Note each line in the data holding the string "name" and report it.

--- INPUT MATERIAL ---

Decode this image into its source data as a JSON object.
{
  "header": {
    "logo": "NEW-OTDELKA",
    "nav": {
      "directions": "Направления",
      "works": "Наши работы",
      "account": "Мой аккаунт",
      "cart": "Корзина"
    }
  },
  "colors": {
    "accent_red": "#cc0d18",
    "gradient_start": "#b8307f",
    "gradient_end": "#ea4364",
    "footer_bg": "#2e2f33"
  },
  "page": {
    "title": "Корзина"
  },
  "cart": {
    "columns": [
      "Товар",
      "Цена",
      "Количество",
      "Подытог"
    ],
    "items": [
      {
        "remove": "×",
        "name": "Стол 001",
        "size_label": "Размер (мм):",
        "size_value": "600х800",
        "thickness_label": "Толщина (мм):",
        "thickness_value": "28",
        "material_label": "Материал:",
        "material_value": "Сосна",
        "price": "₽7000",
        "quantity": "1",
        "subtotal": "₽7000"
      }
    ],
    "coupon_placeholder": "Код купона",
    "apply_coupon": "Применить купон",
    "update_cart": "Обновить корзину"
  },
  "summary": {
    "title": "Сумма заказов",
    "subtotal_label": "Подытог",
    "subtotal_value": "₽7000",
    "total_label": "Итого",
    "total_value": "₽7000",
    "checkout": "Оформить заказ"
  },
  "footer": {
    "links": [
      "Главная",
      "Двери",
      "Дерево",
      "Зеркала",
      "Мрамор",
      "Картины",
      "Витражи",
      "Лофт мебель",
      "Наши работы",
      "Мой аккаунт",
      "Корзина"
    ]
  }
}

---
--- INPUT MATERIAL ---

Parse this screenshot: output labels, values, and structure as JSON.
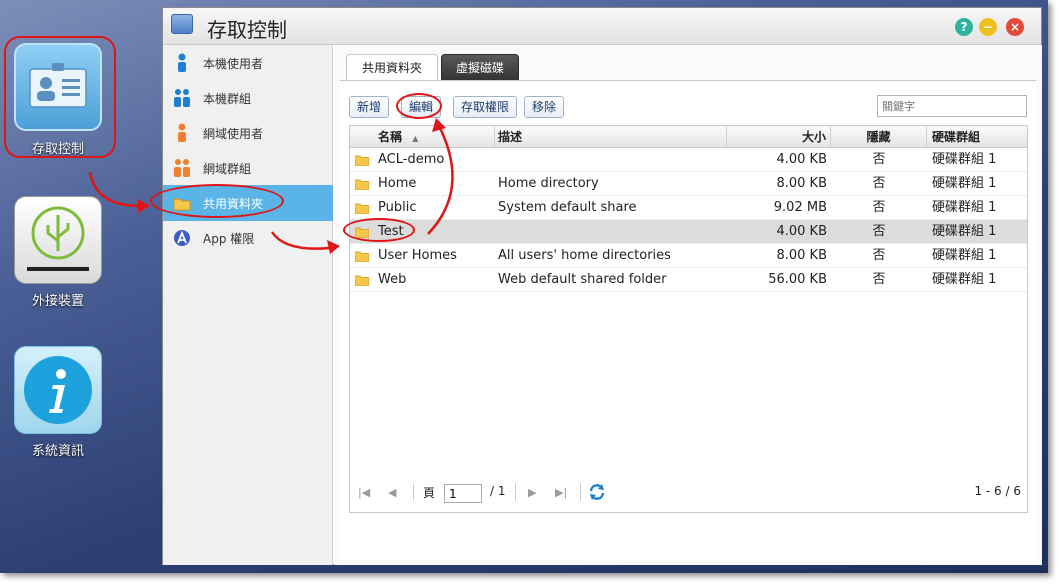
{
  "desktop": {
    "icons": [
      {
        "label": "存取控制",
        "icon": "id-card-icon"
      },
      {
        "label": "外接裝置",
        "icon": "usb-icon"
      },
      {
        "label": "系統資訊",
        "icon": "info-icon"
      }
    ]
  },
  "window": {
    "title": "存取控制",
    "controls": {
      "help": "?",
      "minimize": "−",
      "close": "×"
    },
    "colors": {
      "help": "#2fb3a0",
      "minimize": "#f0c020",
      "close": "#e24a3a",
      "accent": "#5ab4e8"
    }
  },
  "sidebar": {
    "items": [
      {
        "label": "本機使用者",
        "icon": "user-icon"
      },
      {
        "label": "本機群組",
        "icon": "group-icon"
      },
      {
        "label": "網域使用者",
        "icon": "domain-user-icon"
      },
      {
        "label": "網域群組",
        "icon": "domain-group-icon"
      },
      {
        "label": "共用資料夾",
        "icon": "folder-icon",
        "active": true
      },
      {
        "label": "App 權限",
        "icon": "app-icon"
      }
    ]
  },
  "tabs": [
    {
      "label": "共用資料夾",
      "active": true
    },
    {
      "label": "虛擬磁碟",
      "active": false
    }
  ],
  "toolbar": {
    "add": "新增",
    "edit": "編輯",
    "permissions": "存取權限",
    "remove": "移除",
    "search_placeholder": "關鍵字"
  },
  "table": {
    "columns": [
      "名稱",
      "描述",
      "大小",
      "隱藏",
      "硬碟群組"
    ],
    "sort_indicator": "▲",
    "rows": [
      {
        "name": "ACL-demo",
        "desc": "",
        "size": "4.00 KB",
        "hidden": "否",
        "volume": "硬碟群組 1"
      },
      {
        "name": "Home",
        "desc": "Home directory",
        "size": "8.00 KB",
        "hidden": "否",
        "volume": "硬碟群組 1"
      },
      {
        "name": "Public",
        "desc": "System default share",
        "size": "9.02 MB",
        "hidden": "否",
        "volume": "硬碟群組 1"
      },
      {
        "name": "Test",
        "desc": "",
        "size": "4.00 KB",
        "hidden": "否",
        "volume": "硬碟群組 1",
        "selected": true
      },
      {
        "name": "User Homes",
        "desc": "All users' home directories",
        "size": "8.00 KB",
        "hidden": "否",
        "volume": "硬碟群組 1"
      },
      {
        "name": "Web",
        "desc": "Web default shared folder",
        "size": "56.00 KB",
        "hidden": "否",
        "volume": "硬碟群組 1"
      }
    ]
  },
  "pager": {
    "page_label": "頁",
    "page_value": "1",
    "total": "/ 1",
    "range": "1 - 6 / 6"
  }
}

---

REPLY TO THE TASK —
        "name": "Стол 001",
        "name": "ACL-demo",
        "name": "Home",
        "name": "Public",
        "name": "Test",
        "name": "User Homes",
        "name": "Web",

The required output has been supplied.